The University of South Carolina is one of fewer than ten institutions to hold a complete set of Piranesi’s posthumous Opere (1837–39), a set of twenty-nine elephant-folio volumes, housed in the Irvin Department of Rare Books and Special Collections, that assembles all of his individual publications (such as Views of Rome and Imaginary Prisons). Alternatively historical and imaginative, Piranesi’s representations of ruins are exercises in rigorous archeological investigation as much as they are fanciful experiments in urban imagination. The Digital Piranesi aspires to appeal to these two elements of Piranesi’s own works—the historical and the imaginative—and to explore the ways that Piranesi’s works seem to predict many elements of digital design. His illustrations of ruins and crypts are immersive, his architectural studies often consist of multiple layered images, and his maps and ruins include detailed alphabetic keys. His indexed maps, annotated architectural studies, immersive interiors, and multi-image views push the limits of the printed page. While his earliest works were individual engravings of Roman ruins marketed towards visitors on the grand tour, he quickly began producing increasingly larger images and adding not only textual keys but also indices, prefaces, and dissertations. Pushing against the limits not only of the printed page but also of the bound book, his multi-plate engravings become elaborate foldouts in bound volumes, and the references in his maps and indices direct users through unnumbered pages and between different publications. His works are rare—his complete works are exceedingly so—and they constitute a colossal corpus with expansive pedagogical and scholarly potential lacking in any comprehensive searchable index. The Digital Piranesi aims to make the content and connections in this rich body of work easily accessible and searchable.

Piranesi’s architectural views and his referential networks require complex interactions with the spaces of the printed, illustrated book. These ways of interacting with print—tracing cross-references, ‘reading’ an image through its explanatory key—call for specific methods of preservation and display beyond producing digital images. The Digital Piranesi heeds this call by performing the links that Piranesi forges between maps, indices, and images; across unnumbered pages in multiple volumes; and within heavily-annotated engravings. Piranesi’s images are most frequently viewed individually, divorced from their original larger networks of cross-referencing. The digital environment, although it is unable to reproduce the materiality of his original works, offers a way of experiencing Piranesi’s works that is complementary to his vision. Digitally representing not only Piranesi’s images but also their interconnections, composite layers, and verbal references promises to reveal new insights about eighteenth-century Rome, the birth of art history as a discipline, and the graphical representation of knowledge.
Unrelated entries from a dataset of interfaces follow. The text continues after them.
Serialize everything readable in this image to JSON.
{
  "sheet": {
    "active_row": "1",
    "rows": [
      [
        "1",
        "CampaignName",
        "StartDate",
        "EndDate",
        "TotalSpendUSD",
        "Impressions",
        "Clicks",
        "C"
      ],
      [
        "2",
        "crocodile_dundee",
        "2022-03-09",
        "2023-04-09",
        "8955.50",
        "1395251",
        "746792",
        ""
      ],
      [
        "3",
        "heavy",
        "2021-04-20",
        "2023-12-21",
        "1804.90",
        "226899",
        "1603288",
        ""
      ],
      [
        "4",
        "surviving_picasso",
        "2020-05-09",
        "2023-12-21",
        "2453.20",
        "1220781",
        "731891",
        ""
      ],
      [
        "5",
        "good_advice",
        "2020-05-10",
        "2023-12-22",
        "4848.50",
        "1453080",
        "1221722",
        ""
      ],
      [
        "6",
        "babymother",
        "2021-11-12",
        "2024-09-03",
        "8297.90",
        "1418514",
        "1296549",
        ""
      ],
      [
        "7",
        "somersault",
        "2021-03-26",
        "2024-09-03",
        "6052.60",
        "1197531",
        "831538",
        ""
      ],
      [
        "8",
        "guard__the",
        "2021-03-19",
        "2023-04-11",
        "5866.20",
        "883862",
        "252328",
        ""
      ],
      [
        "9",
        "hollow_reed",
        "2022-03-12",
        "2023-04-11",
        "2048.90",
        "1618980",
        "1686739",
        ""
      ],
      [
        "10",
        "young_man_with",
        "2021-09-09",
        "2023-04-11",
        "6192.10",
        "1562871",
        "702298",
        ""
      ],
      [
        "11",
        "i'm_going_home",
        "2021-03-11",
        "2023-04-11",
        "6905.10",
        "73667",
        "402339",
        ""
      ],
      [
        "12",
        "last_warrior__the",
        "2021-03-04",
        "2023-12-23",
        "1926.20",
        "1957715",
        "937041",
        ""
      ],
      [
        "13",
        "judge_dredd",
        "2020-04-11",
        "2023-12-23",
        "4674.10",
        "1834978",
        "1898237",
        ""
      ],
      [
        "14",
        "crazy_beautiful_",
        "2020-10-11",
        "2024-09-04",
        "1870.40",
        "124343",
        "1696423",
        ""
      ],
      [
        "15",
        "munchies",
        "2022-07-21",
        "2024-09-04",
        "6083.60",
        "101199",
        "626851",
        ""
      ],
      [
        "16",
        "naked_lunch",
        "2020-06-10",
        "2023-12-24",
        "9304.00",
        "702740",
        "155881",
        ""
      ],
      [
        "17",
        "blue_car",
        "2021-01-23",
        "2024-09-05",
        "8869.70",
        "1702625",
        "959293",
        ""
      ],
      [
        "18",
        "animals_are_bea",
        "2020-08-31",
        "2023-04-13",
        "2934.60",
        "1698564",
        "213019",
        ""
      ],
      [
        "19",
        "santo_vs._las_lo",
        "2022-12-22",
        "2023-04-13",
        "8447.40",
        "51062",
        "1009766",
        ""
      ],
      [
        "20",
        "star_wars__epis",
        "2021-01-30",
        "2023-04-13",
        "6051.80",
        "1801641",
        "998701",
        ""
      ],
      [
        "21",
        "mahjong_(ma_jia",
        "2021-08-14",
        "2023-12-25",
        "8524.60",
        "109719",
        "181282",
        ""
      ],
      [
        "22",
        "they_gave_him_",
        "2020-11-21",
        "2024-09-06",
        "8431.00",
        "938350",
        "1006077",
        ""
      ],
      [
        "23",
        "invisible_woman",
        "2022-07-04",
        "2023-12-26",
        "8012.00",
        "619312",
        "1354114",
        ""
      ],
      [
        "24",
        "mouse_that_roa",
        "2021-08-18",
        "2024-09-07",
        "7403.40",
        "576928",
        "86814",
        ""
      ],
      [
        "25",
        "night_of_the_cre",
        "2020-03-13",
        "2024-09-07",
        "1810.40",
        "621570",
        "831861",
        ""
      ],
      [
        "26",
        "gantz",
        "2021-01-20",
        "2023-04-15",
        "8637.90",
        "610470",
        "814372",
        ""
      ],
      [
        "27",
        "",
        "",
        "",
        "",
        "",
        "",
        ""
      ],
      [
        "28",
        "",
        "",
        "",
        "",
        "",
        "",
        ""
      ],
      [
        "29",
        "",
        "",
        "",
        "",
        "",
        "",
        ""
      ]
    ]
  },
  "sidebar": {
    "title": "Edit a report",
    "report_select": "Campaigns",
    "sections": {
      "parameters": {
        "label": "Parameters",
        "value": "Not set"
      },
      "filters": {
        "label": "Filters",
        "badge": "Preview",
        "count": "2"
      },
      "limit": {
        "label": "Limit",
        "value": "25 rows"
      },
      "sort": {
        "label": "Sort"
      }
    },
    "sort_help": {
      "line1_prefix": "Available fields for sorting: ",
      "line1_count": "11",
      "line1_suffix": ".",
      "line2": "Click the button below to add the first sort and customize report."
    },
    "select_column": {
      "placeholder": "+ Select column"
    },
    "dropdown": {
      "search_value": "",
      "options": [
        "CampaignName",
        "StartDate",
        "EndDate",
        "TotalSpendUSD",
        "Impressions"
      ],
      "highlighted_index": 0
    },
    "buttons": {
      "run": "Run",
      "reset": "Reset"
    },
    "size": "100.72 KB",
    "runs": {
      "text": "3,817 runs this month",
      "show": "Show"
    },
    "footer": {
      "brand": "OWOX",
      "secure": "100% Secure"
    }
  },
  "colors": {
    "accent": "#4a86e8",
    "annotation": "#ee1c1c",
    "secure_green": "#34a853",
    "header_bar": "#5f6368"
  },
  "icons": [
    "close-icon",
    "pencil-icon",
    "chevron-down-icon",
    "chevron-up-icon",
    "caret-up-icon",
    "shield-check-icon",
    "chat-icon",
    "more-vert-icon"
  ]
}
With the support of a grant from the National Endowment for the Humanities’ Division of Preservation and Access for 2019–21, the University of South Carolina is able to hire a postdoctoral fellow, who will contribute to the digital project’s ongoing development and assist in curating an exhibit to commemorate the tricentennial of Piranesi’s birth in the fall of 2020. The application deadline is 31 May 2019. More information is available here.